Your assignment:
Only the number is wanted: how many lines of the data contain "HVAC"?

Dataset rows describing interfaces:
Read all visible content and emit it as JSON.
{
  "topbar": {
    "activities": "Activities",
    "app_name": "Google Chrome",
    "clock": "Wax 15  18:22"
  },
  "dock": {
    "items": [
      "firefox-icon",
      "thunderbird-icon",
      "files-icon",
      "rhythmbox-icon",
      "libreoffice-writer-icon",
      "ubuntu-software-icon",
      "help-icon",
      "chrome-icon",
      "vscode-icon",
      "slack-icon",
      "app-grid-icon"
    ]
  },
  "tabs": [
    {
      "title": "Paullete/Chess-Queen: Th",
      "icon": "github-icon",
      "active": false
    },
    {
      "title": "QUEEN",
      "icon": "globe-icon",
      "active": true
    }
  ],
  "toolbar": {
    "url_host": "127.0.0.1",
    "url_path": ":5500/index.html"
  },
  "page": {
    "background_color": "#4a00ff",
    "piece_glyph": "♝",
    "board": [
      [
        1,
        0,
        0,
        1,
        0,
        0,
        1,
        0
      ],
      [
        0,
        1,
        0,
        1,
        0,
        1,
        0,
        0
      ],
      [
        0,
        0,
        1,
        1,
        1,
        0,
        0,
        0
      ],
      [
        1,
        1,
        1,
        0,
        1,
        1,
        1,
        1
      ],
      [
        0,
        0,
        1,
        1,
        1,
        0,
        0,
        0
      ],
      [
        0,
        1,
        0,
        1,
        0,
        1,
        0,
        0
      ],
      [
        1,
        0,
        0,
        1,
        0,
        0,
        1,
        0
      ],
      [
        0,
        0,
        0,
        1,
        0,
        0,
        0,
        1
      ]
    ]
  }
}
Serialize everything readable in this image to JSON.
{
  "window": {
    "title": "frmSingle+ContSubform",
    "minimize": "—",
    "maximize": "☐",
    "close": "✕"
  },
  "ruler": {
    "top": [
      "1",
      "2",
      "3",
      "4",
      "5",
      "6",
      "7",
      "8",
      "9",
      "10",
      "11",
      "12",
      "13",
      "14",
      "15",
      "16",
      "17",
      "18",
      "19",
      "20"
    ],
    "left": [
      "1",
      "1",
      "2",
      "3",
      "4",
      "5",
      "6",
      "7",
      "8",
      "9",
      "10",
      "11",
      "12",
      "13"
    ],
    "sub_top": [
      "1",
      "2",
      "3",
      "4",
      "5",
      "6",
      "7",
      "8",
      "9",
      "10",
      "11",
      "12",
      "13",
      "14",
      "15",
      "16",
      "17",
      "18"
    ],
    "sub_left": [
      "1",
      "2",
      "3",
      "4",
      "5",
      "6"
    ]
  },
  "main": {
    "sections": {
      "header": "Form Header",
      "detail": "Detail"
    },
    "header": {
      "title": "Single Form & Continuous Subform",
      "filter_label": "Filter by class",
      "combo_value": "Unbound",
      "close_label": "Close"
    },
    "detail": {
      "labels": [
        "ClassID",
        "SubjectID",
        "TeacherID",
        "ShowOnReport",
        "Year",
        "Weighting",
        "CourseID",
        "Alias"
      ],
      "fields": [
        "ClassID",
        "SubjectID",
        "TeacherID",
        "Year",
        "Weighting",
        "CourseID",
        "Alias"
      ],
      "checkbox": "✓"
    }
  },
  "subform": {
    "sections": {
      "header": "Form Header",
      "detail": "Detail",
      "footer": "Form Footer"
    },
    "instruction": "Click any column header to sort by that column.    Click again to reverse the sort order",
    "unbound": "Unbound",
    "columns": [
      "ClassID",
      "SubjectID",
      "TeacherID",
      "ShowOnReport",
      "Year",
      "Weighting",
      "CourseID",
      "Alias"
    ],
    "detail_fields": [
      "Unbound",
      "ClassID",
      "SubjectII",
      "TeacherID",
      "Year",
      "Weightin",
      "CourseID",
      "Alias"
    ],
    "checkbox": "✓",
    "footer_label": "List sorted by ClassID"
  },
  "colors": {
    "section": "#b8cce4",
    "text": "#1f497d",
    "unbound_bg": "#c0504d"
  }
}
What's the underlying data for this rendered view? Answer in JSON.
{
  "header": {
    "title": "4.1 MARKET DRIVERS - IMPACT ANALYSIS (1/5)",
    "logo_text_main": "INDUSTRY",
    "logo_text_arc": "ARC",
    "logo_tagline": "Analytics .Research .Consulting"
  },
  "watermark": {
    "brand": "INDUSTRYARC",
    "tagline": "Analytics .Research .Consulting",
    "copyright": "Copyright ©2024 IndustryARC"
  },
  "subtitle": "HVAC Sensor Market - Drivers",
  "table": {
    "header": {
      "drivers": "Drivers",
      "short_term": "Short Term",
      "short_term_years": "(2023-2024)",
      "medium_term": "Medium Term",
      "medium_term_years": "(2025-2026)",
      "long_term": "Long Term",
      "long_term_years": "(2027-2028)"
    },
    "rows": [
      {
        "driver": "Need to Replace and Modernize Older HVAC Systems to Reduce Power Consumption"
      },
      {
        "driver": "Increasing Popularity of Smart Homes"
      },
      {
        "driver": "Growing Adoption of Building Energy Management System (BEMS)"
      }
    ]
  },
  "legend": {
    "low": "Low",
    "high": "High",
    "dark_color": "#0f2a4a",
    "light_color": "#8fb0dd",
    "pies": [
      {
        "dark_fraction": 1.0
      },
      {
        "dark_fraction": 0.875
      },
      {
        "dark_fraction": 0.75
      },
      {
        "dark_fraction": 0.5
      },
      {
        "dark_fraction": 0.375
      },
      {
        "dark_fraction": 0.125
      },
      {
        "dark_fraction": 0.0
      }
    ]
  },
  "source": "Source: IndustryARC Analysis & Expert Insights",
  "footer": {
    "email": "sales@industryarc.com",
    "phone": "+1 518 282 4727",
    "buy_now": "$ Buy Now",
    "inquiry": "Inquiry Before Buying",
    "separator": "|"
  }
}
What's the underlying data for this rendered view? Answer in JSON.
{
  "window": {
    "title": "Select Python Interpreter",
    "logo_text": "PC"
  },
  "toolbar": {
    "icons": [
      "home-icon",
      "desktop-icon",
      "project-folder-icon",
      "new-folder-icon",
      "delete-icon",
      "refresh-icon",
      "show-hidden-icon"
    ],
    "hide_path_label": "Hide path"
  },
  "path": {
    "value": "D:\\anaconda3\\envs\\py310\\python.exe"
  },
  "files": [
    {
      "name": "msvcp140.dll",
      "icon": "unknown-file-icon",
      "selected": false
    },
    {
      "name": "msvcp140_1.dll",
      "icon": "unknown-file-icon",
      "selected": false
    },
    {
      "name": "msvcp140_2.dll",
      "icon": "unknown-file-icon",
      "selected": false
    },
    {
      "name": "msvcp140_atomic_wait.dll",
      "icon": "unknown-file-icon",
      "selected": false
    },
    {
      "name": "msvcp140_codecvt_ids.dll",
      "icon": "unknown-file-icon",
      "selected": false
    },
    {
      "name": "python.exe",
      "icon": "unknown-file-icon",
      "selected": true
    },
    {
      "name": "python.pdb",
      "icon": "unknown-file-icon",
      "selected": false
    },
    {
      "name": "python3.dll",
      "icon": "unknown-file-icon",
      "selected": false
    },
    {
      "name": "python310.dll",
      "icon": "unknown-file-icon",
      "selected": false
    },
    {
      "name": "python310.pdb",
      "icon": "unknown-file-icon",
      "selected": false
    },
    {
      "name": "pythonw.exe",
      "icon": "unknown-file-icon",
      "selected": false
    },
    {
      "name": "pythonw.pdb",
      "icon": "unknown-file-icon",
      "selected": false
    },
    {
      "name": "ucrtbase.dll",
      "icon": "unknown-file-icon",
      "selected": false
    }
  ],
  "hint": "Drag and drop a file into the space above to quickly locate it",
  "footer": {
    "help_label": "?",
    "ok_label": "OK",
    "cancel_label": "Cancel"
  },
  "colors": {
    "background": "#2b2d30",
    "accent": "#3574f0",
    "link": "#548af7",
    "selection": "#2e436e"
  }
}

Expected answer:
2